Page and application data records:

Segment Open

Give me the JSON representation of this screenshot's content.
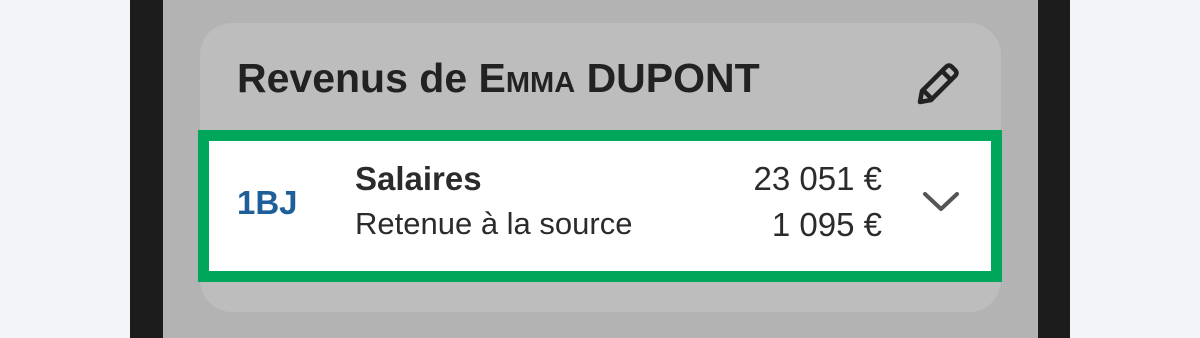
{
  "card": {
    "title_prefix": "Revenus de ",
    "title_first_name": "Emma",
    "title_last_name": "DUPONT",
    "edit_icon": "pencil-icon"
  },
  "income_row": {
    "code": "1BJ",
    "label": "Salaires",
    "amount": "23 051 €",
    "sublabel": "Retenue à la source",
    "subamount": "1 095 €",
    "expand_icon": "chevron-down-icon",
    "highlight_color": "#00a65a",
    "code_color": "#1f5f99"
  }
}
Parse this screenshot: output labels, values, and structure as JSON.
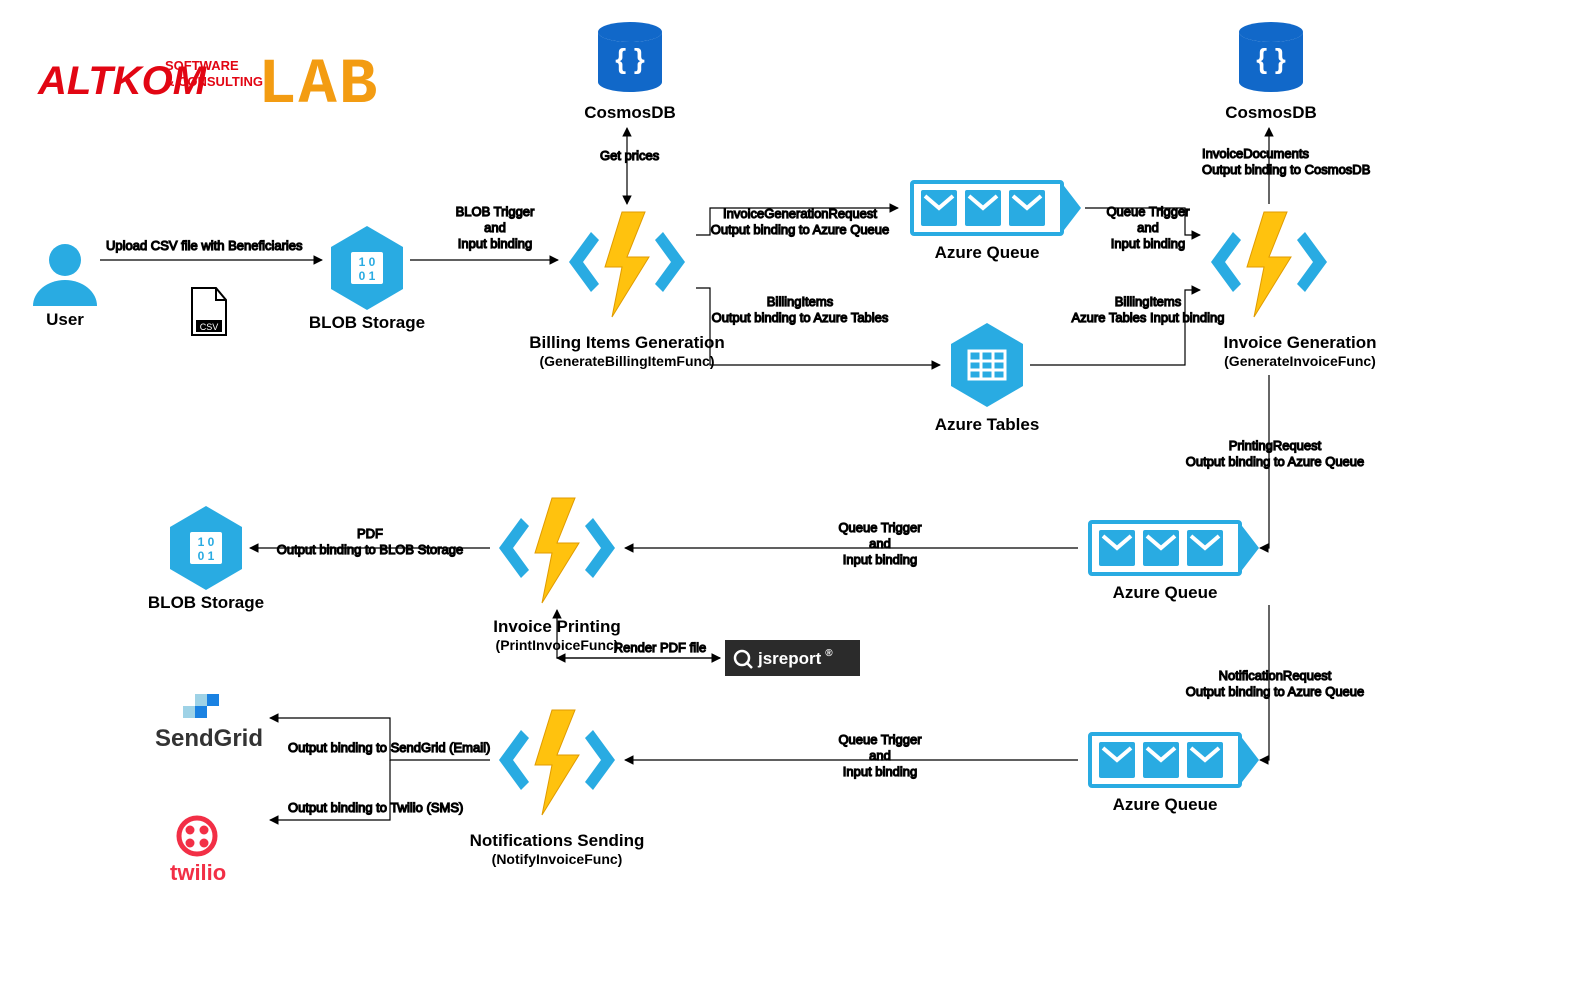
{
  "logo": {
    "brand_top": "ALTKOM",
    "brand_small1": "SOFTWARE",
    "brand_small2": "& CONSULTING",
    "lab": "LAB"
  },
  "nodes": {
    "user": {
      "title": "User"
    },
    "csv": {
      "label": "CSV"
    },
    "blob1": {
      "title": "BLOB Storage"
    },
    "func_billing": {
      "title": "Billing Items Generation",
      "sub": "(GenerateBillingItemFunc)"
    },
    "cosmos1": {
      "title": "CosmosDB"
    },
    "queue1": {
      "title": "Azure Queue"
    },
    "tables": {
      "title": "Azure Tables"
    },
    "func_invoice": {
      "title": "Invoice Generation",
      "sub": "(GenerateInvoiceFunc)"
    },
    "cosmos2": {
      "title": "CosmosDB"
    },
    "queue2": {
      "title": "Azure Queue"
    },
    "func_print": {
      "title": "Invoice Printing",
      "sub": "(PrintInvoiceFunc)"
    },
    "blob2": {
      "title": "BLOB Storage"
    },
    "jsreport": {
      "label": "jsreport",
      "reg": "®"
    },
    "queue3": {
      "title": "Azure Queue"
    },
    "func_notify": {
      "title": "Notifications Sending",
      "sub": "(NotifyInvoiceFunc)"
    },
    "sendgrid": {
      "label": "SendGrid"
    },
    "twilio": {
      "label": "twilio"
    }
  },
  "edges": {
    "upload_csv": "Upload CSV file with Beneficiaries",
    "blob_trigger": {
      "l1": "BLOB Trigger",
      "l2": "and",
      "l3": "Input binding"
    },
    "get_prices": "Get prices",
    "to_queue1": {
      "l1": "InvoiceGenerationRequest",
      "l2": "Output binding to Azure Queue"
    },
    "to_tables": {
      "l1": "BillingItems",
      "l2": "Output binding to Azure Tables"
    },
    "queue_trigger": {
      "l1": "Queue Trigger",
      "l2": "and",
      "l3": "Input binding"
    },
    "tables_input": {
      "l1": "BillingItems",
      "l2": "Azure Tables Input binding"
    },
    "cosmos2_out": {
      "l1": "InvoiceDocuments",
      "l2": "Output binding to CosmosDB"
    },
    "printing_req": {
      "l1": "PrintingRequest",
      "l2": "Output binding to Azure Queue"
    },
    "queue_trigger2": {
      "l1": "Queue Trigger",
      "l2": "and",
      "l3": "Input binding"
    },
    "pdf_out": {
      "l1": "PDF",
      "l2": "Output binding to BLOB Storage"
    },
    "render_pdf": "Render PDF file",
    "notify_req": {
      "l1": "NotificationRequest",
      "l2": "Output binding to Azure Queue"
    },
    "queue_trigger3": {
      "l1": "Queue Trigger",
      "l2": "and",
      "l3": "Input binding"
    },
    "sendgrid_out": "Output binding to SendGrid (Email)",
    "twilio_out": "Output binding to Twilio (SMS)"
  }
}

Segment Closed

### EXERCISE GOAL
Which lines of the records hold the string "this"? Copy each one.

### ANSWER FOR THE TASK
Give me the JSON representation of this screenshot's content.
Parse this screenshot: output labels, values, and structure as JSON.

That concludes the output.